Interface dataset entries
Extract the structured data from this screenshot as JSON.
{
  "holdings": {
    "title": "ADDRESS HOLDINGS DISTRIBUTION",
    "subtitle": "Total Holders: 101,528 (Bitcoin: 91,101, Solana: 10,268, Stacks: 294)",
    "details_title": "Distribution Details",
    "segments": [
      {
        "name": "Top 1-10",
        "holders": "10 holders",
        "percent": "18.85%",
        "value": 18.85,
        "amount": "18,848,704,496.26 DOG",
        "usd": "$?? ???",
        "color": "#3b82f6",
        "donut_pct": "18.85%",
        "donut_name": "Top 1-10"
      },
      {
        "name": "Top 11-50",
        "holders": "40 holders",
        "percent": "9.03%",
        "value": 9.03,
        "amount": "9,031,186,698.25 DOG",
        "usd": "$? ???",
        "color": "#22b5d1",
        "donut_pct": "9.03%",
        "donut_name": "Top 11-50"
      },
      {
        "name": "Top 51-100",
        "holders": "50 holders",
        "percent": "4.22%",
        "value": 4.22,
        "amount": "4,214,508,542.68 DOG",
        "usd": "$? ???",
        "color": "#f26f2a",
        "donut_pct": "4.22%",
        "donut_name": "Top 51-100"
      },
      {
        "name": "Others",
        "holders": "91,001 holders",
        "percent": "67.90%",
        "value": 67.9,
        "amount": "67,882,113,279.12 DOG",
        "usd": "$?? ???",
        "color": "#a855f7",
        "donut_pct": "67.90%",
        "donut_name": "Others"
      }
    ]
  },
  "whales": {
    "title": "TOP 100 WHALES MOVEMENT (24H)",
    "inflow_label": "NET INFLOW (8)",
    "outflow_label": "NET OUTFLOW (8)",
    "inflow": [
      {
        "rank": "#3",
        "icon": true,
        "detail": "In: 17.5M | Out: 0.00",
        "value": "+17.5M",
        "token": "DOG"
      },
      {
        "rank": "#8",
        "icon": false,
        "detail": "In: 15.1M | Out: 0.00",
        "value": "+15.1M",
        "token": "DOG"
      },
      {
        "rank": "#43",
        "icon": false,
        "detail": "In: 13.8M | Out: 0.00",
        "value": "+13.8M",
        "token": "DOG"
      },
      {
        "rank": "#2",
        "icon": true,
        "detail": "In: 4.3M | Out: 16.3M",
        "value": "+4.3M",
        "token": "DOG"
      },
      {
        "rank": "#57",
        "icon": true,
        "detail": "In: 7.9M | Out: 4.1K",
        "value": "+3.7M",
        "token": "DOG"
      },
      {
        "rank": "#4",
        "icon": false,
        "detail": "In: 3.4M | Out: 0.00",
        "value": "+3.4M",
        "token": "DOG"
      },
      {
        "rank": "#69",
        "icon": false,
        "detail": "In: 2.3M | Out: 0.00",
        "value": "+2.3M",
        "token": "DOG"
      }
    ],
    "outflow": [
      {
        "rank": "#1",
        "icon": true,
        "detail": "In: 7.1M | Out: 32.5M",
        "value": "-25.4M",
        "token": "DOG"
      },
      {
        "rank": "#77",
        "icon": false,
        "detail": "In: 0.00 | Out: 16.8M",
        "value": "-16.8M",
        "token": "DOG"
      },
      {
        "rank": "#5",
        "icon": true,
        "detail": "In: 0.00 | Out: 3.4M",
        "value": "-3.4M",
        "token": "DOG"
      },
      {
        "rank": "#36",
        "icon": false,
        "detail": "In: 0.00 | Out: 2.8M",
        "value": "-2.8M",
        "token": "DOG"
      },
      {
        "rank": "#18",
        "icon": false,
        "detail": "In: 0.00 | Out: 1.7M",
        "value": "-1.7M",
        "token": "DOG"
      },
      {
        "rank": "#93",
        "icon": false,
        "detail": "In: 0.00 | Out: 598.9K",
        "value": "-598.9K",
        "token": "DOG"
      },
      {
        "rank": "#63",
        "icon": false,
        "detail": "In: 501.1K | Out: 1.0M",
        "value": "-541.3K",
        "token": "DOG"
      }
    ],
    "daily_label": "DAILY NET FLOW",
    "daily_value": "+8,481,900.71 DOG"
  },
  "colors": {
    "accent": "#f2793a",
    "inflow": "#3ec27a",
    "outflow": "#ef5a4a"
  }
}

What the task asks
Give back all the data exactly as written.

Exercise result
Extract the structured data from this screenshot as JSON.
{
  "holdings": {
    "title": "ADDRESS HOLDINGS DISTRIBUTION",
    "subtitle": "Total Holders: 101,528 (Bitcoin: 91,101, Solana: 10,268, Stacks: 294)",
    "details_title": "Distribution Details",
    "segments": [
      {
        "name": "Top 1-10",
        "holders": "10 holders",
        "percent": "18.85%",
        "value": 18.85,
        "amount": "18,848,704,496.26 DOG",
        "usd": "$?? ???",
        "color": "#3b82f6",
        "donut_pct": "18.85%",
        "donut_name": "Top 1-10"
      },
      {
        "name": "Top 11-50",
        "holders": "40 holders",
        "percent": "9.03%",
        "value": 9.03,
        "amount": "9,031,186,698.25 DOG",
        "usd": "$? ???",
        "color": "#22b5d1",
        "donut_pct": "9.03%",
        "donut_name": "Top 11-50"
      },
      {
        "name": "Top 51-100",
        "holders": "50 holders",
        "percent": "4.22%",
        "value": 4.22,
        "amount": "4,214,508,542.68 DOG",
        "usd": "$? ???",
        "color": "#f26f2a",
        "donut_pct": "4.22%",
        "donut_name": "Top 51-100"
      },
      {
        "name": "Others",
        "holders": "91,001 holders",
        "percent": "67.90%",
        "value": 67.9,
        "amount": "67,882,113,279.12 DOG",
        "usd": "$?? ???",
        "color": "#a855f7",
        "donut_pct": "67.90%",
        "donut_name": "Others"
      }
    ]
  },
  "whales": {
    "title": "TOP 100 WHALES MOVEMENT (24H)",
    "inflow_label": "NET INFLOW (8)",
    "outflow_label": "NET OUTFLOW (8)",
    "inflow": [
      {
        "rank": "#3",
        "icon": true,
        "detail": "In: 17.5M | Out: 0.00",
        "value": "+17.5M",
        "token": "DOG"
      },
      {
        "rank": "#8",
        "icon": false,
        "detail": "In: 15.1M | Out: 0.00",
        "value": "+15.1M",
        "token": "DOG"
      },
      {
        "rank": "#43",
        "icon": false,
        "detail": "In: 13.8M | Out: 0.00",
        "value": "+13.8M",
        "token": "DOG"
      },
      {
        "rank": "#2",
        "icon": true,
        "detail": "In: 4.3M | Out: 16.3M",
        "value": "+4.3M",
        "token": "DOG"
      },
      {
        "rank": "#57",
        "icon": true,
        "detail": "In: 7.9M | Out: 4.1K",
        "value": "+3.7M",
        "token": "DOG"
      },
      {
        "rank": "#4",
        "icon": false,
        "detail": "In: 3.4M | Out: 0.00",
        "value": "+3.4M",
        "token": "DOG"
      },
      {
        "rank": "#69",
        "icon": false,
        "detail": "In: 2.3M | Out: 0.00",
        "value": "+2.3M",
        "token": "DOG"
      }
    ],
    "outflow": [
      {
        "rank": "#1",
        "icon": true,
        "detail": "In: 7.1M | Out: 32.5M",
        "value": "-25.4M",
        "token": "DOG"
      },
      {
        "rank": "#77",
        "icon": false,
        "detail": "In: 0.00 | Out: 16.8M",
        "value": "-16.8M",
        "token": "DOG"
      },
      {
        "rank": "#5",
        "icon": true,
        "detail": "In: 0.00 | Out: 3.4M",
        "value": "-3.4M",
        "token": "DOG"
      },
      {
        "rank": "#36",
        "icon": false,
        "detail": "In: 0.00 | Out: 2.8M",
        "value": "-2.8M",
        "token": "DOG"
      },
      {
        "rank": "#18",
        "icon": false,
        "detail": "In: 0.00 | Out: 1.7M",
        "value": "-1.7M",
        "token": "DOG"
      },
      {
        "rank": "#93",
        "icon": false,
        "detail": "In: 0.00 | Out: 598.9K",
        "value": "-598.9K",
        "token": "DOG"
      },
      {
        "rank": "#63",
        "icon": false,
        "detail": "In: 501.1K | Out: 1.0M",
        "value": "-541.3K",
        "token": "DOG"
      }
    ],
    "daily_label": "DAILY NET FLOW",
    "daily_value": "+8,481,900.71 DOG"
  },
  "colors": {
    "accent": "#f2793a",
    "inflow": "#3ec27a",
    "outflow": "#ef5a4a"
  }
}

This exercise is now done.